But Obama’s online army, so potent at the polls in 2008, was AWOL for the next two years, a dog that didn’t bark in the night. Many of the volunteers were burned out, for sure, but the campaign apparatus was also allowed to decay — Organizing For America may have become a “permanent field campaign” in theory, but it was a shadow of Obama For America until recently in terms of staff, funding and emphasis. With Obama’s supporter list relatively rarely used to influence legislation or to push messaging, Tea Party enthusiasm had little public counter. The Republican-heavy turnout in 2010 set up the resulting story: as Obama has found out all too painfully this year, elections have consequences.
With all of that in mind, let’s return to our original question, about rhetoric and concepts versus structure and organization. I’d argue that for successful campaigns, you need both. Lofty words and and the political nuts and bolts must mirror one another in effectiveness, particularly in an internet age — the message and the advertising establish the brand, while the field work and online organizing provide the channels to connect people to politician or supporter to movement. Neither is as effective as it could be without the other: Obama’s perceived failures may demoralize many on the Left and make it harder to recruit and energize activists, but Democrats’ inability to turn out their supporters in 2009 and 2010 helped create the very conditions that now force him to give in to the Tea Party types again and again. It’s a circle either virtuous or vicious, and often dependent on factors beyond your control.

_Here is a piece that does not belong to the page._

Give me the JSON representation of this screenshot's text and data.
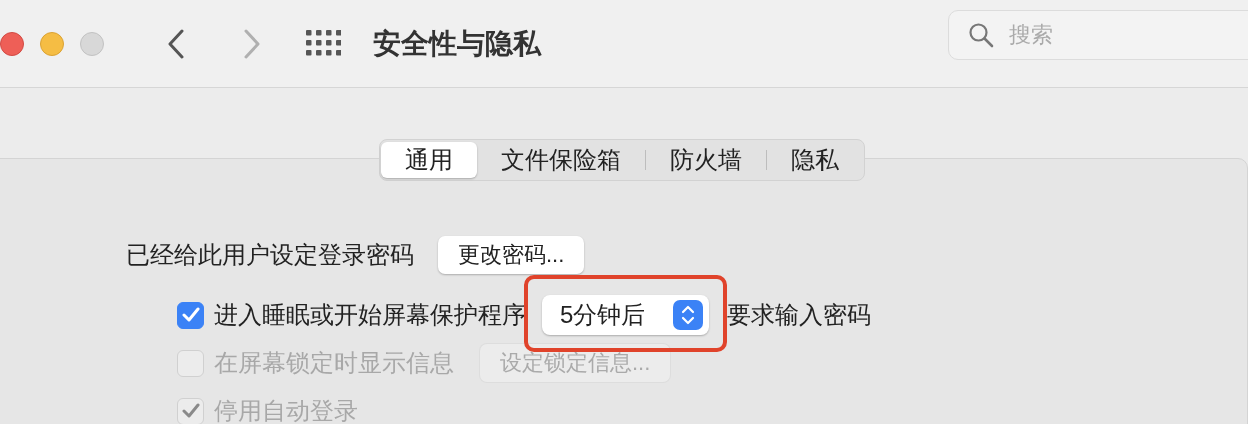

Unfortunately, because of the deep biases of the people who TALK about politics in public, the nuts and bolts of winning an election or advocating for legislation are always going to be slighted in favor of the words we use to describe ourselves and our positions: the messaging dominates the discussion, at least on blogs and cable news. But regardless of what the pundits say, WE get to make up our own minds. So in politics, which actually matters more — the messaging or the mechanics? The answer, of course, is “yes.”